→ **ABOUT THIS EXERCISE**
Find every line in the records below that contains the word "extends", and copy each such line.

---------- DATA UNDER STUDY ----------

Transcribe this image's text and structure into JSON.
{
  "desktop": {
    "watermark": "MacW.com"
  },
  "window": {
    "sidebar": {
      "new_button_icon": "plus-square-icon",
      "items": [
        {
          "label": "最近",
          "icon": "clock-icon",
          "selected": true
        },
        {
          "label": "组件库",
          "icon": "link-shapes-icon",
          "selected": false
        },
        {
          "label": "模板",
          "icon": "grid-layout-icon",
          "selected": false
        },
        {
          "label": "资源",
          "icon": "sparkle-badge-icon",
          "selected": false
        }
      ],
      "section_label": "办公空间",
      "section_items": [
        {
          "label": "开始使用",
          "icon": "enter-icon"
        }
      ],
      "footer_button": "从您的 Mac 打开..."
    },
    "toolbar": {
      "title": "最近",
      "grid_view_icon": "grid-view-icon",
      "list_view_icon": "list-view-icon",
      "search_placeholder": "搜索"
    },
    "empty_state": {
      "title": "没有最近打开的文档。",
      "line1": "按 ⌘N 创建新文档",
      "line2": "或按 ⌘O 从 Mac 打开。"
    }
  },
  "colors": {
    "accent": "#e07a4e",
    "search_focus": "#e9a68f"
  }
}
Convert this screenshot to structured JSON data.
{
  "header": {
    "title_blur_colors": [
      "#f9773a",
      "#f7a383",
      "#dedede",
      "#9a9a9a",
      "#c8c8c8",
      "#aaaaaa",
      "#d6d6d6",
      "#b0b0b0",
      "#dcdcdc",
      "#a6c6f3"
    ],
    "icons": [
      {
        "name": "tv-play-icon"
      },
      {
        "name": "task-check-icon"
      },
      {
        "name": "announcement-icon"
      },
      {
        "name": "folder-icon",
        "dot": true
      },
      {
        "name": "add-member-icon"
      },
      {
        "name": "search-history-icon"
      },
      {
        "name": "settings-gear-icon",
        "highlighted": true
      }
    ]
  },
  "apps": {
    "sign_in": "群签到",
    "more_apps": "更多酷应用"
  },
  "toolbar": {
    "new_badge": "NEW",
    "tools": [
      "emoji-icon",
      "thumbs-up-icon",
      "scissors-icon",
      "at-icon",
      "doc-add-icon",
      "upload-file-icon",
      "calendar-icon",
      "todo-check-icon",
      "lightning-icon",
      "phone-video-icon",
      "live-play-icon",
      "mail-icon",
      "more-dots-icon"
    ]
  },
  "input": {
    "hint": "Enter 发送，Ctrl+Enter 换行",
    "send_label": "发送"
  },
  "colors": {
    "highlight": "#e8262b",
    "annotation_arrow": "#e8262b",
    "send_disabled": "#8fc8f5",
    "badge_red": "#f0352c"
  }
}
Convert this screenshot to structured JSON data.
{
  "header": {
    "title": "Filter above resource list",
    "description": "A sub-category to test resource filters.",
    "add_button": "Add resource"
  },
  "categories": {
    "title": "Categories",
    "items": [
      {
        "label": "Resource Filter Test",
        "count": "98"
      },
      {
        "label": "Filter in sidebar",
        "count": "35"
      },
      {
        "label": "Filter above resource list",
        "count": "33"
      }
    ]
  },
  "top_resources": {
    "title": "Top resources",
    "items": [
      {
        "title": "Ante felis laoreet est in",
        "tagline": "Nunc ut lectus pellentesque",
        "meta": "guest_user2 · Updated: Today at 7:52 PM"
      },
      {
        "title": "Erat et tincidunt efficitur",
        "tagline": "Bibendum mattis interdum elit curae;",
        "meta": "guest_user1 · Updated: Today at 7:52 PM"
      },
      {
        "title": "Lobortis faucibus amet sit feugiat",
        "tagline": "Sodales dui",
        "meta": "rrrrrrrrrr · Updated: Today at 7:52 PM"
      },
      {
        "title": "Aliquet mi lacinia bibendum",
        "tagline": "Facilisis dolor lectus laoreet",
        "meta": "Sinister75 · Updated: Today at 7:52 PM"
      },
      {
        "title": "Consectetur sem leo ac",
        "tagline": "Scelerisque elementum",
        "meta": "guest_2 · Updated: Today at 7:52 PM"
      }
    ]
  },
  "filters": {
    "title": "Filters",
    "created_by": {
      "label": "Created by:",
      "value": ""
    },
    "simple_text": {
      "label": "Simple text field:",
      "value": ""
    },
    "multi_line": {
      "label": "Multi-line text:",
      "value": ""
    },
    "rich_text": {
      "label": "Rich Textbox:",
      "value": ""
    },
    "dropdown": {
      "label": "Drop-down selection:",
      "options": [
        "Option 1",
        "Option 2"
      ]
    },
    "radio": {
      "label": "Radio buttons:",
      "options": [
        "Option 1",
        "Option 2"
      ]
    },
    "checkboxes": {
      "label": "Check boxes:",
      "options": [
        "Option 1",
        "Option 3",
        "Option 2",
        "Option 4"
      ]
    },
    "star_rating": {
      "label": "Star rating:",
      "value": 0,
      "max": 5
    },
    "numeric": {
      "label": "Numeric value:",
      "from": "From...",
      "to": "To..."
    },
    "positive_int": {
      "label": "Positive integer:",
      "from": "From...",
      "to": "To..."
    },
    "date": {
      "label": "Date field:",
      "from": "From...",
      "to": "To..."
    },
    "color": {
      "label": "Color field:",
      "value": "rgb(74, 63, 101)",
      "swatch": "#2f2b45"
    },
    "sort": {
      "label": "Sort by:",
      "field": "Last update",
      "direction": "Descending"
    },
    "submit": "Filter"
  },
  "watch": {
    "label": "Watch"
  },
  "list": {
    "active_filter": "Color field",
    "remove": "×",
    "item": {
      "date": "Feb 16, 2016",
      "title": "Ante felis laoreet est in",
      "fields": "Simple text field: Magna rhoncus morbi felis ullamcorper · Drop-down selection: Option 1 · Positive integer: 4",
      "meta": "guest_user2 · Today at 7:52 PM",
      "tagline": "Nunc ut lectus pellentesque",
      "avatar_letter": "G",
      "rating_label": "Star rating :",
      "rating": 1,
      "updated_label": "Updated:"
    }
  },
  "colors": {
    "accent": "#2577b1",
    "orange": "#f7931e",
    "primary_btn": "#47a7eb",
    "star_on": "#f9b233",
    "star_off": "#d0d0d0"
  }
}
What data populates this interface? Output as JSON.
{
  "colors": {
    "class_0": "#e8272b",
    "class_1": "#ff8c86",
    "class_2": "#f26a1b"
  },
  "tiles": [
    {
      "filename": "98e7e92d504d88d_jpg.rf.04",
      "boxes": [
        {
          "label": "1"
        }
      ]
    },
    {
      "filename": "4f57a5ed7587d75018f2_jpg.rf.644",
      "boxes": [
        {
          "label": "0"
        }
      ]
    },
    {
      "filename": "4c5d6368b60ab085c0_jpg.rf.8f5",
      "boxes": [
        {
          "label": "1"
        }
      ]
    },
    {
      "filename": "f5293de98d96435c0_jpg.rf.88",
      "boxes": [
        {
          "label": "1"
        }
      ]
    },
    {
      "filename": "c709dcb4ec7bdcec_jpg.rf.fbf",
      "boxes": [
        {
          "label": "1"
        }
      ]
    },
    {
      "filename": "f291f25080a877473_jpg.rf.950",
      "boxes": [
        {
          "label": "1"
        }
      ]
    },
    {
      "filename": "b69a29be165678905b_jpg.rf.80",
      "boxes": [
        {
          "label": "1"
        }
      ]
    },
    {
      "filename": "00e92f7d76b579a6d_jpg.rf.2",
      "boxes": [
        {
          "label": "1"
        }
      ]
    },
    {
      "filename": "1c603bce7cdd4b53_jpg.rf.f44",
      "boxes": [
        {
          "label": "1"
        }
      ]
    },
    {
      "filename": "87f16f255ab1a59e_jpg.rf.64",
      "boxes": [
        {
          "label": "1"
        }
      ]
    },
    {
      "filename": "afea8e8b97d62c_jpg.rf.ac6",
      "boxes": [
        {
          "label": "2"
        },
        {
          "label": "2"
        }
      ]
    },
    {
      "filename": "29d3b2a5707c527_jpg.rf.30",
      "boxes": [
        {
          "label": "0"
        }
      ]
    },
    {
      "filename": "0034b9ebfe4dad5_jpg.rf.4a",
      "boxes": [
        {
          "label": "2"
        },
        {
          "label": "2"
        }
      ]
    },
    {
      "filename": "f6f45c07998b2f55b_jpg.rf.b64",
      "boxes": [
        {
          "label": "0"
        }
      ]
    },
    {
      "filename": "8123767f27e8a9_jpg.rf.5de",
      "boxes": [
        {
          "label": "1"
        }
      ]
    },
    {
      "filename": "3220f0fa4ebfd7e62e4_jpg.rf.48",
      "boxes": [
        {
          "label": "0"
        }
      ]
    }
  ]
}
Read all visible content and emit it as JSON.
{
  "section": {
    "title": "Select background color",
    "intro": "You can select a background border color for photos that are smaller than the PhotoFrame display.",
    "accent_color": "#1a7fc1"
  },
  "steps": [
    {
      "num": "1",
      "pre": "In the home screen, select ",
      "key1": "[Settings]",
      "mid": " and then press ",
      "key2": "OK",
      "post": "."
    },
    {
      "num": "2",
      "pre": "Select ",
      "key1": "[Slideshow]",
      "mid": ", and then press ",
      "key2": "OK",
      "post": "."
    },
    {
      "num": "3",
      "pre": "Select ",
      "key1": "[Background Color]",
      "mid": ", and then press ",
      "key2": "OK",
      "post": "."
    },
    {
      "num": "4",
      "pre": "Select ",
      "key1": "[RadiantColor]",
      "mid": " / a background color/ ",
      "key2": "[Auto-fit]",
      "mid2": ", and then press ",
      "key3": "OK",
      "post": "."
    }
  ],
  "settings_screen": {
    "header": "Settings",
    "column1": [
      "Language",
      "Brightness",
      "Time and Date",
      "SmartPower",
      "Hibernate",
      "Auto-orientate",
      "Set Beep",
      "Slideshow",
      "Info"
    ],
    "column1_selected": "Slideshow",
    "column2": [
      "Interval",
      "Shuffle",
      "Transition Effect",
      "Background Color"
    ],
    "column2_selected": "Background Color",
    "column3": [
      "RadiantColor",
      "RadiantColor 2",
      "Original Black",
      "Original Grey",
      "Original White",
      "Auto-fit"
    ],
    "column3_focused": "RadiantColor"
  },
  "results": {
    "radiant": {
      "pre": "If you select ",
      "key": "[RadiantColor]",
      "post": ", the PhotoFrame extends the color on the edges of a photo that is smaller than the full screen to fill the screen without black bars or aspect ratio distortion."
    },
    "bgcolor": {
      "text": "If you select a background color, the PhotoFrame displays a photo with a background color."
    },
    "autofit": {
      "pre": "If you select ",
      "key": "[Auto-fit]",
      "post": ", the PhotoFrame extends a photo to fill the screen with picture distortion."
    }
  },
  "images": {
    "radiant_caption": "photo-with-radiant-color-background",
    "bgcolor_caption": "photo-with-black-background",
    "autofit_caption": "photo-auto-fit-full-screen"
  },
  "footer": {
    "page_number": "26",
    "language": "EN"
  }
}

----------

→ **ANSWER SPACE**
      "post": ", the PhotoFrame extends the color on the edges of a photo that is smaller than the full screen to fill the screen without black bars or aspect ratio distortion."
      "post": ", the PhotoFrame extends a photo to fill the screen with picture distortion."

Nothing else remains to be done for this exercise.